Required action: Search the listing for the word "image". Copy every line where it is found.

Raw data:
* * * * * * * * *
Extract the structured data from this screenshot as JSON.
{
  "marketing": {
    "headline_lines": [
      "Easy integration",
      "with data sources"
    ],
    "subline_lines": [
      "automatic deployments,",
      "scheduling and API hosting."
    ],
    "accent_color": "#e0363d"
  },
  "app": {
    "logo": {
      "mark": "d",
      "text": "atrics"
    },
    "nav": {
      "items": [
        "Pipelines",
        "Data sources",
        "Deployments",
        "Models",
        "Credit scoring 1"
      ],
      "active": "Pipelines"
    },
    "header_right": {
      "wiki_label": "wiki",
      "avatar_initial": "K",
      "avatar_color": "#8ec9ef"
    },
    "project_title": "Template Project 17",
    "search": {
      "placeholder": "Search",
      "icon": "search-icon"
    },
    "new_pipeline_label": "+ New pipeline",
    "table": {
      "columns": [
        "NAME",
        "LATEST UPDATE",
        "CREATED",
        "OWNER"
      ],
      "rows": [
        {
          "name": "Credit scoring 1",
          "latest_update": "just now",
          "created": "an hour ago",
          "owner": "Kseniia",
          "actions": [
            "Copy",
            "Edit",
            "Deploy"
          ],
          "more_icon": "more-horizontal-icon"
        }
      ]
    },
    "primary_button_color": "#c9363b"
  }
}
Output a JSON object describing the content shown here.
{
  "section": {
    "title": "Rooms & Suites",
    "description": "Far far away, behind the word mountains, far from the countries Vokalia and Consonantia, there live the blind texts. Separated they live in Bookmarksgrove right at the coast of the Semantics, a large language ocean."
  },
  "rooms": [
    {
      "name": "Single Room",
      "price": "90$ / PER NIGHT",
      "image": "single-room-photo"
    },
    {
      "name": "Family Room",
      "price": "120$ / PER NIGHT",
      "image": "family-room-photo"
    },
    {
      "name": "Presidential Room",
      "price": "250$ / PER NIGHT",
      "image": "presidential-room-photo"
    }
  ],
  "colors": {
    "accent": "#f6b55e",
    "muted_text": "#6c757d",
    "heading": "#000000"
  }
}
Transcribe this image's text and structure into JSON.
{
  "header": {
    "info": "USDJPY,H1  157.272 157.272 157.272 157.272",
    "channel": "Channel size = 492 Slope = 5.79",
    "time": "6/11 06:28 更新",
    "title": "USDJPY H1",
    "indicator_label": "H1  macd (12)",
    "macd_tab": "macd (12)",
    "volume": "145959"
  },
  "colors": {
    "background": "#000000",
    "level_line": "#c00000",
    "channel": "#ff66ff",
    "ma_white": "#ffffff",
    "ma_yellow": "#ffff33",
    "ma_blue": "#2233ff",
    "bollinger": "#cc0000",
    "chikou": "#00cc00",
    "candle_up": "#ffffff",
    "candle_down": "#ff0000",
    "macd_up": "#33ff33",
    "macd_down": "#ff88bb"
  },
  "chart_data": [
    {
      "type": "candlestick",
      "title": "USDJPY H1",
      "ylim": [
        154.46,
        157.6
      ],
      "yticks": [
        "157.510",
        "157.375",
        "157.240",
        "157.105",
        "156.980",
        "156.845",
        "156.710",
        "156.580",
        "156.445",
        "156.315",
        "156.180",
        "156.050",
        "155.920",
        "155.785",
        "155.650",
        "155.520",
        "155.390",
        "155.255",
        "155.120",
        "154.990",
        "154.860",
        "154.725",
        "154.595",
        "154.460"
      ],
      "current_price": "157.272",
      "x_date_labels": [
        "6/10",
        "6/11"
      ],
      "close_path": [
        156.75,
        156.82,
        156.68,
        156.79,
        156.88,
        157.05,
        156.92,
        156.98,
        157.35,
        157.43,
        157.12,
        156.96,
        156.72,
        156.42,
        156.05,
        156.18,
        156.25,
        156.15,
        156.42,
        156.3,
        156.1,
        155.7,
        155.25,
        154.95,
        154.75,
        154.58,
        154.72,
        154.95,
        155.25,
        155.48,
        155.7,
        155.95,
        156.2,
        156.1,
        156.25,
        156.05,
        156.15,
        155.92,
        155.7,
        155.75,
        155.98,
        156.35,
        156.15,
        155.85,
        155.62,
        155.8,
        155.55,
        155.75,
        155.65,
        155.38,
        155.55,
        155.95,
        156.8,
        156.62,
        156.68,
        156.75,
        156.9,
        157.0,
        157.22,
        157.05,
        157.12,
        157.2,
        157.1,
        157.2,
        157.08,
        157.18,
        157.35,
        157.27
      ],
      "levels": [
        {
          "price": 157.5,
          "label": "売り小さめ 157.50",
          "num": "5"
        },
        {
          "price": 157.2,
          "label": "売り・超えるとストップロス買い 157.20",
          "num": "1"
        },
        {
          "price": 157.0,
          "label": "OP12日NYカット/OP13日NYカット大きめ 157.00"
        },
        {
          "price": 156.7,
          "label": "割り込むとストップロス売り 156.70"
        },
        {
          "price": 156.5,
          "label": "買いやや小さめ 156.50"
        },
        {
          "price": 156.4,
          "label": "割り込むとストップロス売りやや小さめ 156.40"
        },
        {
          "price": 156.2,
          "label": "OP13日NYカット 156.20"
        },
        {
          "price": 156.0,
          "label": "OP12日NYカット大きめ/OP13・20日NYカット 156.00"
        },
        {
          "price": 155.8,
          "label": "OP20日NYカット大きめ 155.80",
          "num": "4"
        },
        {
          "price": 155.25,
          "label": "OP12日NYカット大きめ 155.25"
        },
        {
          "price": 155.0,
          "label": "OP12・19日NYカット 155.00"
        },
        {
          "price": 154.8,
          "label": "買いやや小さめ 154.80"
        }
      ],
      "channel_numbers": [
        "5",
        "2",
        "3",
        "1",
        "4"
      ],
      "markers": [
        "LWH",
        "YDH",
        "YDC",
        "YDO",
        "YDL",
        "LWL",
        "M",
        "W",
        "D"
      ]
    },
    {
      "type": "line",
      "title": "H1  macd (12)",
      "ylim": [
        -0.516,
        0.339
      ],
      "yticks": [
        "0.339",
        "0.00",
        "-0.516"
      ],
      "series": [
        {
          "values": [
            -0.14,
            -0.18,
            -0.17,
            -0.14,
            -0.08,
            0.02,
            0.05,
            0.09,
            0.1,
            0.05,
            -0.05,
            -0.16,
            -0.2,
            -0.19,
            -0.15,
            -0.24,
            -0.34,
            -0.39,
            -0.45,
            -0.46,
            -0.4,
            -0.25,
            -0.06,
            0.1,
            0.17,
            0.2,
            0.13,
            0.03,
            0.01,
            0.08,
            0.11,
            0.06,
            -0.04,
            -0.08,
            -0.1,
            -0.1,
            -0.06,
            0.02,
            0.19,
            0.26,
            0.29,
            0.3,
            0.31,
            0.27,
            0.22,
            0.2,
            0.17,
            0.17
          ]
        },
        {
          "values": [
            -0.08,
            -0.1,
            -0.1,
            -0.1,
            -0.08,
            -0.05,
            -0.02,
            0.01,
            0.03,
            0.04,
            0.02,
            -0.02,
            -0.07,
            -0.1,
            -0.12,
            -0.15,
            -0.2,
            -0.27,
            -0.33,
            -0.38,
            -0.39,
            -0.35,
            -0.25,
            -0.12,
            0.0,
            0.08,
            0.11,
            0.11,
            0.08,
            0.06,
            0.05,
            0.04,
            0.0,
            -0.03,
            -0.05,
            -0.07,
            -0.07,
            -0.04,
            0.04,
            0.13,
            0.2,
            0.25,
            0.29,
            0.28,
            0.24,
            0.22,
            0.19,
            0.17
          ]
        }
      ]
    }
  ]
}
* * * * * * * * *
Written answer:
      "image": "single-room-photo"
      "image": "family-room-photo"
      "image": "presidential-room-photo"
Transcribe this image's text and structure into JSON.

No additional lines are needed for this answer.